:: WHAT THE EXERCISE ASKS ::
Give back a single figure: the number of lines in the entries below that contain "applique".

[Entries from a dataset of interfaces]
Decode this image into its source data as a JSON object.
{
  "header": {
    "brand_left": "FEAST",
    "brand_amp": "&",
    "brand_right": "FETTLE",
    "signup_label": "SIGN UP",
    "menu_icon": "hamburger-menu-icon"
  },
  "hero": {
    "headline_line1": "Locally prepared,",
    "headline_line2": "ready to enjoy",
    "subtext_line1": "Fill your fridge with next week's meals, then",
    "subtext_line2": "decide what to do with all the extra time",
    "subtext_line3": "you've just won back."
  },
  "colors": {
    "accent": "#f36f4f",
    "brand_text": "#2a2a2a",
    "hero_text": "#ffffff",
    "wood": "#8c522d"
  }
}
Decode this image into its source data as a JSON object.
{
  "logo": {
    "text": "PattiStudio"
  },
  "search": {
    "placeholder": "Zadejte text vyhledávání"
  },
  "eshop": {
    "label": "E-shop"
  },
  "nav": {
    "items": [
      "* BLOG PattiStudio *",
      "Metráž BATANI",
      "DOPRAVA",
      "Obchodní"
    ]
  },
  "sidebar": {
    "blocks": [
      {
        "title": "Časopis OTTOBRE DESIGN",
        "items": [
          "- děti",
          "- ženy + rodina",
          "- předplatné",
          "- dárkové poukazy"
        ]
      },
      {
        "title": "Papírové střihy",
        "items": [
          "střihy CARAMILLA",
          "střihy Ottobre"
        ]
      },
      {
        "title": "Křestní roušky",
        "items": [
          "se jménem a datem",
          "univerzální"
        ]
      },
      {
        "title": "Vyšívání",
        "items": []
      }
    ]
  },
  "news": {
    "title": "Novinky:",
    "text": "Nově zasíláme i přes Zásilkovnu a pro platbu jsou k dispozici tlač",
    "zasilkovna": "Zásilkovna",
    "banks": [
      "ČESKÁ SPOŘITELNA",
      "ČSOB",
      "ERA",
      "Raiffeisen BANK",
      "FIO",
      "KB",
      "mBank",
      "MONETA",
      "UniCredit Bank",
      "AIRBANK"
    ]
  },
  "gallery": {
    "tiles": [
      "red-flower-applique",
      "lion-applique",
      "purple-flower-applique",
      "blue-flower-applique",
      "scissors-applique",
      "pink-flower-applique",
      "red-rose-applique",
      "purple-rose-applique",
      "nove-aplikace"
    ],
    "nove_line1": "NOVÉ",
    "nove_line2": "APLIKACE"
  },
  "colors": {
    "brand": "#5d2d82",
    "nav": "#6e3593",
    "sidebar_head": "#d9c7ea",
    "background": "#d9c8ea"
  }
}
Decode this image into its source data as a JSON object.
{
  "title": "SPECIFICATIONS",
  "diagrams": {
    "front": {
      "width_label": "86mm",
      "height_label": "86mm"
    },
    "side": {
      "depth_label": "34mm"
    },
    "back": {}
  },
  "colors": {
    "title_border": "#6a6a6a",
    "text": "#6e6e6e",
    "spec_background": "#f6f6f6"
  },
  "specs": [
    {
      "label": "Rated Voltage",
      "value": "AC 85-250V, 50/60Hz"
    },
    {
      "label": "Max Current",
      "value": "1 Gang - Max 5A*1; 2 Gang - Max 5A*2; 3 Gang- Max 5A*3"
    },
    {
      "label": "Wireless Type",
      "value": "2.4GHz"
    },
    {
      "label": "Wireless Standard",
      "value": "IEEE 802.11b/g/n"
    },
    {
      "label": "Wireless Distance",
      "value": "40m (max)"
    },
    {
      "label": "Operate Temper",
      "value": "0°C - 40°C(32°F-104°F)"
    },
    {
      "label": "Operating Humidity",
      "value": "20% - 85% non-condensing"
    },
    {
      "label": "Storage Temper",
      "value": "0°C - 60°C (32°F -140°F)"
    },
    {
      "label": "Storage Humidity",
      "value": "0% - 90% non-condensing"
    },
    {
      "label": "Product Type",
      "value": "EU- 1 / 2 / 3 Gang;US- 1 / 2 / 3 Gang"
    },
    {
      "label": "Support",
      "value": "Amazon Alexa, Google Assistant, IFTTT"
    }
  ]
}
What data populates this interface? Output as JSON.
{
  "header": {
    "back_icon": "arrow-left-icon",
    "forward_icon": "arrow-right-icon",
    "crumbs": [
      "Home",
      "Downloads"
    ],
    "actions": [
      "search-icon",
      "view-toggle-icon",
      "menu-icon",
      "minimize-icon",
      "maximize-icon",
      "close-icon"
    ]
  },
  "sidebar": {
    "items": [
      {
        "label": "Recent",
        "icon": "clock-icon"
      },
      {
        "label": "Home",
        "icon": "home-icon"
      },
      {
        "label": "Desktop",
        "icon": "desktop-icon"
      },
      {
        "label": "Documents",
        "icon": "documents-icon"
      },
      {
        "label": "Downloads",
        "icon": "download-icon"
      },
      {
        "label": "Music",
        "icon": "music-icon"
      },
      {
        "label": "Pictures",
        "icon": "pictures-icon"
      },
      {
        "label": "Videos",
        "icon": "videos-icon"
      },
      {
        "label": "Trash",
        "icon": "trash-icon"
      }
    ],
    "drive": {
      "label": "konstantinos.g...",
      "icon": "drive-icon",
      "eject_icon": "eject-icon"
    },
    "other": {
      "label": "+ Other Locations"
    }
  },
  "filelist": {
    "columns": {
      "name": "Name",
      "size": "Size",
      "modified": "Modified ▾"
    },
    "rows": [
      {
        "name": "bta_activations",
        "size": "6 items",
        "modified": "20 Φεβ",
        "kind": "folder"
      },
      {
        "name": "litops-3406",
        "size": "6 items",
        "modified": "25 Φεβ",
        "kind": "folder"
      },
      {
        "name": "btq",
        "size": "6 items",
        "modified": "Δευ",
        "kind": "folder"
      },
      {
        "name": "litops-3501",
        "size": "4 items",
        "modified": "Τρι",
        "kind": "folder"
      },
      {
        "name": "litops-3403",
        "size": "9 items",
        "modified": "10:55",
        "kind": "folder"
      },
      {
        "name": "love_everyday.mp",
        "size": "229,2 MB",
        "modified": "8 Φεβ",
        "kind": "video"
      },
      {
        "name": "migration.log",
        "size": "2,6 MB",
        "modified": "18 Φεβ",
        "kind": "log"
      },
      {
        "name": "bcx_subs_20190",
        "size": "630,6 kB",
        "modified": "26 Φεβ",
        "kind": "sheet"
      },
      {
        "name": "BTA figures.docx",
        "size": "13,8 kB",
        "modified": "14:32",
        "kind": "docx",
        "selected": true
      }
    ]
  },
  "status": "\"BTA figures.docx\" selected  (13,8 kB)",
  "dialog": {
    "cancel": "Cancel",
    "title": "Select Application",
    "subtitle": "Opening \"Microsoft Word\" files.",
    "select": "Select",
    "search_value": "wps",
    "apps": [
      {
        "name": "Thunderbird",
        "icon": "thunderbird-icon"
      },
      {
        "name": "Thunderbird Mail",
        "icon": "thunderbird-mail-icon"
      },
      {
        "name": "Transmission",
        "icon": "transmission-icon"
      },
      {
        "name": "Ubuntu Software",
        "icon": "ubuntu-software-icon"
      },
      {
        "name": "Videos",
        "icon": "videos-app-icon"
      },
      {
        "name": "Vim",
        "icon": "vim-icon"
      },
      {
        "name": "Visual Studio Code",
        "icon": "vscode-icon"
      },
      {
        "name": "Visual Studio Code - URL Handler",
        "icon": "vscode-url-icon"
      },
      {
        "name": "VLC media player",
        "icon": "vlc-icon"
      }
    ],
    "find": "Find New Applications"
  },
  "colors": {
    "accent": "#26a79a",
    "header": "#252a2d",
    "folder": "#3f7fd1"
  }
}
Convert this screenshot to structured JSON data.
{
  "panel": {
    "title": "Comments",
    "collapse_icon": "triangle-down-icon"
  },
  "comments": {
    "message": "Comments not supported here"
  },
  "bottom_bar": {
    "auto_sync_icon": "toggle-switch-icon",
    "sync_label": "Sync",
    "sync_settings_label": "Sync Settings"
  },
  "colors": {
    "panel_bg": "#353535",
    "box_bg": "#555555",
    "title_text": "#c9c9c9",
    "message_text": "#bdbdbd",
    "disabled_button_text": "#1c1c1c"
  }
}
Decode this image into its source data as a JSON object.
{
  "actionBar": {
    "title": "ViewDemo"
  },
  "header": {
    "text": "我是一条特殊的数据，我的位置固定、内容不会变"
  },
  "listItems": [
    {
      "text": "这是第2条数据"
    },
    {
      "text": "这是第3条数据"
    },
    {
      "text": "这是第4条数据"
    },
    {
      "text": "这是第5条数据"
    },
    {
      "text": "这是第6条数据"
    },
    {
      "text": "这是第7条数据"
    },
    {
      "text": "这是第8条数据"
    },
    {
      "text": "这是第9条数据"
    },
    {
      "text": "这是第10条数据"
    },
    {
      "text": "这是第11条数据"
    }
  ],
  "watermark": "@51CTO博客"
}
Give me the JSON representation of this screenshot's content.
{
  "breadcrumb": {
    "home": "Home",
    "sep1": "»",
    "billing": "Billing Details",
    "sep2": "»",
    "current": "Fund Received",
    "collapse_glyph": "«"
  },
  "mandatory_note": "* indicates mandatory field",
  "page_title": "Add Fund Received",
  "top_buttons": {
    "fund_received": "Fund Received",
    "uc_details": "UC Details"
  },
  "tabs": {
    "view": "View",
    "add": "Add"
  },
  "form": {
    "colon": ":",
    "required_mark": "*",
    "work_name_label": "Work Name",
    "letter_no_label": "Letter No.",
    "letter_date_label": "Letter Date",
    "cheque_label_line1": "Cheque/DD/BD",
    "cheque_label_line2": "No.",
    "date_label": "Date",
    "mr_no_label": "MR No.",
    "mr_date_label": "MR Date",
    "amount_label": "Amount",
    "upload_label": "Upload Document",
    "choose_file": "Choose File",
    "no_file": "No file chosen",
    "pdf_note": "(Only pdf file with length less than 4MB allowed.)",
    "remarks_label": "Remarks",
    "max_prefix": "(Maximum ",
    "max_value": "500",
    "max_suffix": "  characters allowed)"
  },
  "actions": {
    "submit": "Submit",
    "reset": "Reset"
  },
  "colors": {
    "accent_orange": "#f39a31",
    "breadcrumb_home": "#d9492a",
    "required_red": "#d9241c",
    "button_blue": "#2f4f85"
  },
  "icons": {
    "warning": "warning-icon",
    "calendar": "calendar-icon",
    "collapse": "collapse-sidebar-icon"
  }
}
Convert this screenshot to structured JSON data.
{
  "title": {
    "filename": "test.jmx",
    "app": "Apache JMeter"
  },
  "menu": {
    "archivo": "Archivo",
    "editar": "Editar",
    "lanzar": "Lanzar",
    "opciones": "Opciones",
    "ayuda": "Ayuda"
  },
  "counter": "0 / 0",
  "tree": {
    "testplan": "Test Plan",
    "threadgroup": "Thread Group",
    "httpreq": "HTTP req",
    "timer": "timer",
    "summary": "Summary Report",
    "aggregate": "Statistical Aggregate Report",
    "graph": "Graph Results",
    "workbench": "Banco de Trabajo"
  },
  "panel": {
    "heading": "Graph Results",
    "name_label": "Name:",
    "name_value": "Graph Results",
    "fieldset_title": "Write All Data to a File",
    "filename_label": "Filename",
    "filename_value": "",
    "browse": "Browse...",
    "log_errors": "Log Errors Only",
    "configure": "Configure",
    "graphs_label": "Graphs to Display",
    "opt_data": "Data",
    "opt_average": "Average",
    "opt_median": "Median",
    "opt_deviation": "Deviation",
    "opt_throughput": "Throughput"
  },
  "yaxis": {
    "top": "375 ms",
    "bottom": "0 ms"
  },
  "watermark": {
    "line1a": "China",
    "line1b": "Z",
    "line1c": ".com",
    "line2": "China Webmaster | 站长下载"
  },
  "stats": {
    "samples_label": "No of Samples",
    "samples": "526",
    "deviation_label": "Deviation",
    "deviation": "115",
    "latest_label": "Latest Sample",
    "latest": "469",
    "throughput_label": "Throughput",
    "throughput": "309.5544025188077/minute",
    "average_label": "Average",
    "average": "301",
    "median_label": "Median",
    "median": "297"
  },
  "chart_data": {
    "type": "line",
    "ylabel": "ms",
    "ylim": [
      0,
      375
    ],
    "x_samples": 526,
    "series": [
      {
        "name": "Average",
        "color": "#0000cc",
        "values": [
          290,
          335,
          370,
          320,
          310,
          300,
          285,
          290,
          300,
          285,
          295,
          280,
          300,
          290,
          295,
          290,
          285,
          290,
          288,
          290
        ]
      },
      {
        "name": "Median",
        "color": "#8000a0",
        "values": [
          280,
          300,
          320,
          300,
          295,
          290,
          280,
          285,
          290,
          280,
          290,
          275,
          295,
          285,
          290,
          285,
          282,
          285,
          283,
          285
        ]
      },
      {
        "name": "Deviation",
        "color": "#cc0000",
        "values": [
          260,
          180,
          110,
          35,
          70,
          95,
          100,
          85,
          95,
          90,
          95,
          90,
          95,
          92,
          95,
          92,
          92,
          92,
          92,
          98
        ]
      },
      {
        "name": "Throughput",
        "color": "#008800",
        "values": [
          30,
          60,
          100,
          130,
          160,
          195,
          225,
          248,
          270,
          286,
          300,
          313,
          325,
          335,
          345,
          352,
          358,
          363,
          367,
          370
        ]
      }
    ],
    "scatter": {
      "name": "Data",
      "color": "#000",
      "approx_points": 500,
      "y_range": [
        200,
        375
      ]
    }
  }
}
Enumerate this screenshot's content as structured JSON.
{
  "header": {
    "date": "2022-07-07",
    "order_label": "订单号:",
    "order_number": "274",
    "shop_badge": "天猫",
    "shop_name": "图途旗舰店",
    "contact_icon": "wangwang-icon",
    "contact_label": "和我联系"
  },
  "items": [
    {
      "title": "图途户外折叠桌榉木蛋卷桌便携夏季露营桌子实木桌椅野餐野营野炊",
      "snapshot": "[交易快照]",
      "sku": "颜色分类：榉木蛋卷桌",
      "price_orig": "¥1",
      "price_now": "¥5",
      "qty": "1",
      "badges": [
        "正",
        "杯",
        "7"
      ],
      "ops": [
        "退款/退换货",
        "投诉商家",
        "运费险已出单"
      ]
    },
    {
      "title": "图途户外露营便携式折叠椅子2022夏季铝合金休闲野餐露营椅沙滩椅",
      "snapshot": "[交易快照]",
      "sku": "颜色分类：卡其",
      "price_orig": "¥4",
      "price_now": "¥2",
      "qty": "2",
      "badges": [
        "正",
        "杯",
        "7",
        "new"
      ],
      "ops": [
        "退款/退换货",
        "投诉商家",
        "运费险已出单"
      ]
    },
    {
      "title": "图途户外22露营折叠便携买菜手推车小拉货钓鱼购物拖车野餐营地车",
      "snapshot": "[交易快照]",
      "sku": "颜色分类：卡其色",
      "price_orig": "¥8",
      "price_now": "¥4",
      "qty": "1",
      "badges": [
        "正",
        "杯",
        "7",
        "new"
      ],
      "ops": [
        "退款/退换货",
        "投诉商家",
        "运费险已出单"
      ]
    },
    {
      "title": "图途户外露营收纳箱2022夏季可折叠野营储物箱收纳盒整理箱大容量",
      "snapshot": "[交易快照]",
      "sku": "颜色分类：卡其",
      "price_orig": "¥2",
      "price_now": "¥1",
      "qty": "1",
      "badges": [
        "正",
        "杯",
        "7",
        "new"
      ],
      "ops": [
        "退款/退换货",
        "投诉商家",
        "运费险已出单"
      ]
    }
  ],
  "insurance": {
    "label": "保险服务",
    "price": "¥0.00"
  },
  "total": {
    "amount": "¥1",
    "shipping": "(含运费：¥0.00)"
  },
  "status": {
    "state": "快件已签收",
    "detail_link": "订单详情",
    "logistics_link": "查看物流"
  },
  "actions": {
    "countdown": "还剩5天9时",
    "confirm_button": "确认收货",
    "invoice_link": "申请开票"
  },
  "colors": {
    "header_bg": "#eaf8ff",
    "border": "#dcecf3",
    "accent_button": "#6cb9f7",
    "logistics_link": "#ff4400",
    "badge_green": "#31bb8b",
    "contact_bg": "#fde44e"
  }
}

:: ANSWER SPACE ::
8